Data about app and page elements:
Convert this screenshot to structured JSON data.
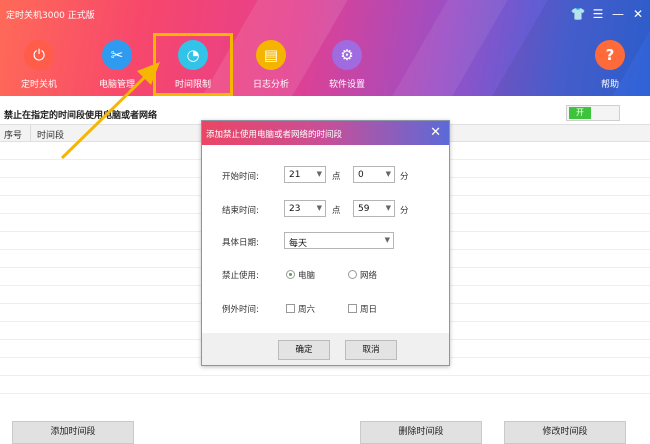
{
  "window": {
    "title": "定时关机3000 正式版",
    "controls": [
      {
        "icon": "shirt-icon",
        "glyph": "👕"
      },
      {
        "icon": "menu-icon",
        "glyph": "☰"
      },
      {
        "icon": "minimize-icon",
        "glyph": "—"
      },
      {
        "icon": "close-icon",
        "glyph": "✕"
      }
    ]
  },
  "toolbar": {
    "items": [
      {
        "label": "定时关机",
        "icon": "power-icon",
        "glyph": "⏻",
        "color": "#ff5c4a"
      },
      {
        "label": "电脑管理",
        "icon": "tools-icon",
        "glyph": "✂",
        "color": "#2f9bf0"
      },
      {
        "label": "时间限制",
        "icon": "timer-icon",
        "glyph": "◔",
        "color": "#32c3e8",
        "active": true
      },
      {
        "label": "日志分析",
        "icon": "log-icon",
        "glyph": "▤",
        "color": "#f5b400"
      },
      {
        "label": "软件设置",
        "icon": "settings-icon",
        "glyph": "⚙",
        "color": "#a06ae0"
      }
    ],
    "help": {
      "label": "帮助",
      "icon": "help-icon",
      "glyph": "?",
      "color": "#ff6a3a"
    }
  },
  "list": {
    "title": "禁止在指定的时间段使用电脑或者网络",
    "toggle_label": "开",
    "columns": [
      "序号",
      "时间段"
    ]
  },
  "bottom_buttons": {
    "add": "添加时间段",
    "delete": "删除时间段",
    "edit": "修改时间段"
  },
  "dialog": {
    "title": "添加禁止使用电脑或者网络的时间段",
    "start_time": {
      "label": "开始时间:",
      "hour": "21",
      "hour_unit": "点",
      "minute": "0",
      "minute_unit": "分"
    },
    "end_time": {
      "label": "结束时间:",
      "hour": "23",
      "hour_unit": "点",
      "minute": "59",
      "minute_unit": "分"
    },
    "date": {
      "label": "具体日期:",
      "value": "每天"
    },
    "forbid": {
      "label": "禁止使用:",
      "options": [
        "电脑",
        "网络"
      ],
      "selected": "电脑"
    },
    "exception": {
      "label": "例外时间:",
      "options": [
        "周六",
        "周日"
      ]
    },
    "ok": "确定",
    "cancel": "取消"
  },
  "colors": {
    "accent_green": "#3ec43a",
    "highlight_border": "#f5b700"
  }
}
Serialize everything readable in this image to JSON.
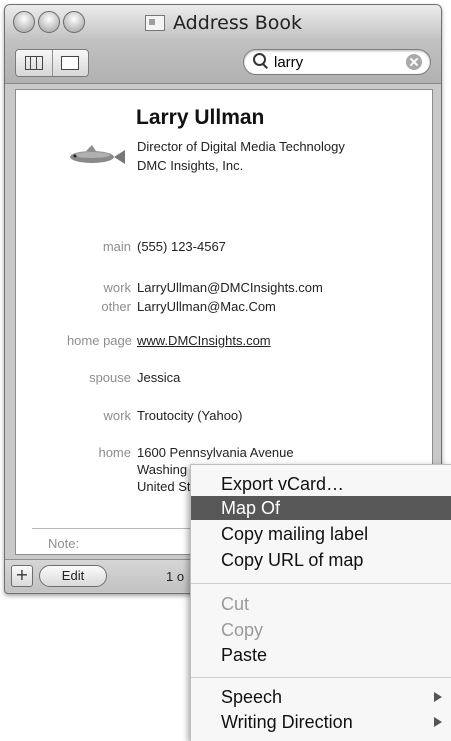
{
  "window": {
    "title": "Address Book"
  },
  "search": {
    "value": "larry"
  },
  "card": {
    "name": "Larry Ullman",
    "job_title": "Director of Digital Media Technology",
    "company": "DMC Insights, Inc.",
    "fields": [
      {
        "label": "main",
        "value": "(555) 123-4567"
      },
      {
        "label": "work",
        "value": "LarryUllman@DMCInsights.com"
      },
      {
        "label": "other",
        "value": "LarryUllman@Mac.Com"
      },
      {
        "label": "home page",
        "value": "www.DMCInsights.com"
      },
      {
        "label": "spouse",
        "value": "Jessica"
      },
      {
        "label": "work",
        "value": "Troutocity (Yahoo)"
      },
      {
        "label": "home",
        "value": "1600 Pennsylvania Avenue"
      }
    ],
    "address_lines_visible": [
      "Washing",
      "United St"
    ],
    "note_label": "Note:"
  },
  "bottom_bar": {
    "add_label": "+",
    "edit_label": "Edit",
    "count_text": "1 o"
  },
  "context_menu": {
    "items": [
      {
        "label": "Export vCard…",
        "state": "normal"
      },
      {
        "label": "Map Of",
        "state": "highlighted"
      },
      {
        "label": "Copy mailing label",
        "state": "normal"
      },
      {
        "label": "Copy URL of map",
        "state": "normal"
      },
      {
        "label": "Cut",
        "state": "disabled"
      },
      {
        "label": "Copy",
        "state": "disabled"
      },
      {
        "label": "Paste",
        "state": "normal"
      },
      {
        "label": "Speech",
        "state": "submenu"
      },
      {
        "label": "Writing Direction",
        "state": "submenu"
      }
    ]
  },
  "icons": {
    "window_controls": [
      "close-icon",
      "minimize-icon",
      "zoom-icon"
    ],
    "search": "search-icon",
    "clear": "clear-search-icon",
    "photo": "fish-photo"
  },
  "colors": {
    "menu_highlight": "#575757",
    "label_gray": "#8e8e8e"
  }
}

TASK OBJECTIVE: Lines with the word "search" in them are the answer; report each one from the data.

REPLY:
  "search": {
    "search": "search-icon",
    "clear": "clear-search-icon",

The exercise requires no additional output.